That's a 23 percent increase during the bye week, followed by a 35 percent decrease once playing resumed. Only two other NFL Sundays saw more than 130 total crimes recorded (Week 3, 6, and 17), and most were in the 102-125 range.
Did I mention this is unscientific?
Beyond the bye week test, other attempts to measure this issue seem to cast doubt on whether there's a correlation. A comparison of the first few weeks of the season to the weeks that preceded kickoff Sunday - and similarly, the playoff weeks compared with the weeks that followed the team's exit - seems to dump some cold water on the analysis:
Aug 15, 22, 29 and Sept. 6 (the Sundays comprising the pre-season), and Sept. 12, 19, 26, and Oct. 3 (the first four Sundays of the NFL season), saw the exact same number of crimes: an average of 130.5 incidents recorded by police. The final weekend of the season and the weekends of the Ravens' two playoff games actually saw more crime than the three weekends after they were knocked out - an average of 222 crimes while they were in contention, and 195 after they were sent packing.

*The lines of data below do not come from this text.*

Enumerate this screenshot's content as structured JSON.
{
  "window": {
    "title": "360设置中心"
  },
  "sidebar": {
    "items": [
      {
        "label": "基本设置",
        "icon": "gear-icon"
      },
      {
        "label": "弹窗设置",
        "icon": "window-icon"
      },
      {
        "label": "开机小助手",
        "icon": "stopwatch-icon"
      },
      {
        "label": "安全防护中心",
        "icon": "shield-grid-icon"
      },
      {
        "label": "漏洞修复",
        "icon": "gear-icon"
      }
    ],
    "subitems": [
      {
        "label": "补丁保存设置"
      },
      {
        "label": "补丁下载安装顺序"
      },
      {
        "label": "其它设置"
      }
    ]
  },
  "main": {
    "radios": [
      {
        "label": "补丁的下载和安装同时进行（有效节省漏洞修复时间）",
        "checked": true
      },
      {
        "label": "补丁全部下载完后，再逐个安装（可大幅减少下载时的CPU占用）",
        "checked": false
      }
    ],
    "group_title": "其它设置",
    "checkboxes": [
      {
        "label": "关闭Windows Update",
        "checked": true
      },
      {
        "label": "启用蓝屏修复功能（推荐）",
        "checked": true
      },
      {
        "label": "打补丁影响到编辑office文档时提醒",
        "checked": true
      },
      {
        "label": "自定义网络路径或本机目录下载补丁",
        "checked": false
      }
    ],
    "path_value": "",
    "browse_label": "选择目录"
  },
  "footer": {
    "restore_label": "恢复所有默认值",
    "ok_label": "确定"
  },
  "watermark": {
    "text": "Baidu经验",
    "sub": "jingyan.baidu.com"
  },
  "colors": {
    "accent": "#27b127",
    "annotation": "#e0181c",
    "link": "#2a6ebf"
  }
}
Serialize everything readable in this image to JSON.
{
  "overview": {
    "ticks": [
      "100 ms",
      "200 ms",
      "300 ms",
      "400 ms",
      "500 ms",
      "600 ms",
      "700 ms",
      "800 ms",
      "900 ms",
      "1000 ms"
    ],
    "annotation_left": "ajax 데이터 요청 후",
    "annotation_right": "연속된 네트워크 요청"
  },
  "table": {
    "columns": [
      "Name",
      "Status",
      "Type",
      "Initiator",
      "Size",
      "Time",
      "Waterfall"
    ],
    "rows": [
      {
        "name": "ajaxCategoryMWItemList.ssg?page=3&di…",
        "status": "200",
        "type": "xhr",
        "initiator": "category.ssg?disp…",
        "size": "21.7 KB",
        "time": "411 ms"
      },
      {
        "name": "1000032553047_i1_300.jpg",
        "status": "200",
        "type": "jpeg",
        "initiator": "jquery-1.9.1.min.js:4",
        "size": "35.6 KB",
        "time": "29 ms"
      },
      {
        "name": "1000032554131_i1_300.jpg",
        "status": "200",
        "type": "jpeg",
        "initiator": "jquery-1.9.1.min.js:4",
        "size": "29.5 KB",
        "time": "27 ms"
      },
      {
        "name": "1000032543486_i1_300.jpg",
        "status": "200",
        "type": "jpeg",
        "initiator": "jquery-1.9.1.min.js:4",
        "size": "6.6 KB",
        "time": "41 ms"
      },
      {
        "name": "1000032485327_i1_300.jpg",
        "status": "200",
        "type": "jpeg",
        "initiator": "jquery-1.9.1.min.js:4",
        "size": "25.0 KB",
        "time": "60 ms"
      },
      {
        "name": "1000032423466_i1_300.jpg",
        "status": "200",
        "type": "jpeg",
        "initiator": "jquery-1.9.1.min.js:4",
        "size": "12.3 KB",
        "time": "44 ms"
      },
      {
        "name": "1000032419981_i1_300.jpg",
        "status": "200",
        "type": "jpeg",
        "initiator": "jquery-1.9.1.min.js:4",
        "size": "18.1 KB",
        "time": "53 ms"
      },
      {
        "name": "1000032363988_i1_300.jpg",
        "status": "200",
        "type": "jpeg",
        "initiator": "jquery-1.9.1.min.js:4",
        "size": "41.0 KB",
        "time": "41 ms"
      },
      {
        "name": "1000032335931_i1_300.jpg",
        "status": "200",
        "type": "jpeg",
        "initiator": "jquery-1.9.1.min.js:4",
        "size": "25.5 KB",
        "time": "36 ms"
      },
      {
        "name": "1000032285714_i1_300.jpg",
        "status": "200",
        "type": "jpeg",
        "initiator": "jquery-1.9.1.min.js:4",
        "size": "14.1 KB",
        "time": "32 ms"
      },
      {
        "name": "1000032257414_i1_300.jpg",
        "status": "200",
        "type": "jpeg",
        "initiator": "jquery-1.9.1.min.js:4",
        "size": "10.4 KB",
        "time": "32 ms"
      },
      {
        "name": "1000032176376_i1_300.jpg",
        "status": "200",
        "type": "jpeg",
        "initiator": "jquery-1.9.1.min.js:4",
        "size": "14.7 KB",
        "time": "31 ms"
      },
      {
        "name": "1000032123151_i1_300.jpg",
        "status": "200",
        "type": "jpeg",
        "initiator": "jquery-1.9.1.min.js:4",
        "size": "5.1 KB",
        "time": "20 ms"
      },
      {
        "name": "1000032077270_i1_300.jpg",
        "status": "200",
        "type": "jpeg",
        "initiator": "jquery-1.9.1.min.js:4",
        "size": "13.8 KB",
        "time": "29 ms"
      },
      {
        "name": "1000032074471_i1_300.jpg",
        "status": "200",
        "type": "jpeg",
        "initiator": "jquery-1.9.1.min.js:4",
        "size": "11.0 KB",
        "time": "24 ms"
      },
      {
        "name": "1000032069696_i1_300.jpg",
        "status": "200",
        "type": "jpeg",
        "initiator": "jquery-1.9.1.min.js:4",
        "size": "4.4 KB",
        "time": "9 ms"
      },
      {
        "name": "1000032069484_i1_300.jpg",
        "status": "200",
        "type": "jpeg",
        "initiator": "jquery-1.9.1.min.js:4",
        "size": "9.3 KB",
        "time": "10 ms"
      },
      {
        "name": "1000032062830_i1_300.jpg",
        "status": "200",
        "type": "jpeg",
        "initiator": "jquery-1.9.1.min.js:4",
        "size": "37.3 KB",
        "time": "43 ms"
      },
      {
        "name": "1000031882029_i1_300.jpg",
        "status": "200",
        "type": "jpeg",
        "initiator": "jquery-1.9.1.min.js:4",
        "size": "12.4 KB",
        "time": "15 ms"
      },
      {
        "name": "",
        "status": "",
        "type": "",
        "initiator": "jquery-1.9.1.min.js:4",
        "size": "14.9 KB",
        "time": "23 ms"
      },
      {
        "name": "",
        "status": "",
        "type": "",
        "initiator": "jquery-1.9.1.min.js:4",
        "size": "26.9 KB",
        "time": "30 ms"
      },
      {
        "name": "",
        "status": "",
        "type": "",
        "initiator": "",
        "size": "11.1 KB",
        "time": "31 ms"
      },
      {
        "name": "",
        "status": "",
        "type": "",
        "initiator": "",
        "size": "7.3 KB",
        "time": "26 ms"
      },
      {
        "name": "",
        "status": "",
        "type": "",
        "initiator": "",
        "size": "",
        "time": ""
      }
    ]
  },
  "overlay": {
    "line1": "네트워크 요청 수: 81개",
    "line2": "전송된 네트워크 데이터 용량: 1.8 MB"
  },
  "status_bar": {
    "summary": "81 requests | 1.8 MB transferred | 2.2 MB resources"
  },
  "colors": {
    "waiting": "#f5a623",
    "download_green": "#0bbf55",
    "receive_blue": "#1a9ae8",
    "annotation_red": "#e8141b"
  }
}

There's one more scenario to consider. There's been two prior work stoppages, in the 1980s. While we don't have detailed data for those years, a month-by-month look at homicides shows that there was an increase in homicides during the months of the 1982 strike, with killings increasing from 33 to 44. During the 1987 strike, there wasn't any noticeable difference, though Baltimore also didn't have a football team by that time.
What's that, you say? This analysis fails to take into account weather, school schedules, police deployments, the fact that the team played some of its games on Mondays or Thursdays, and a whole host of other mitigating factors?
Well, to that I say: I told you it was unscientific.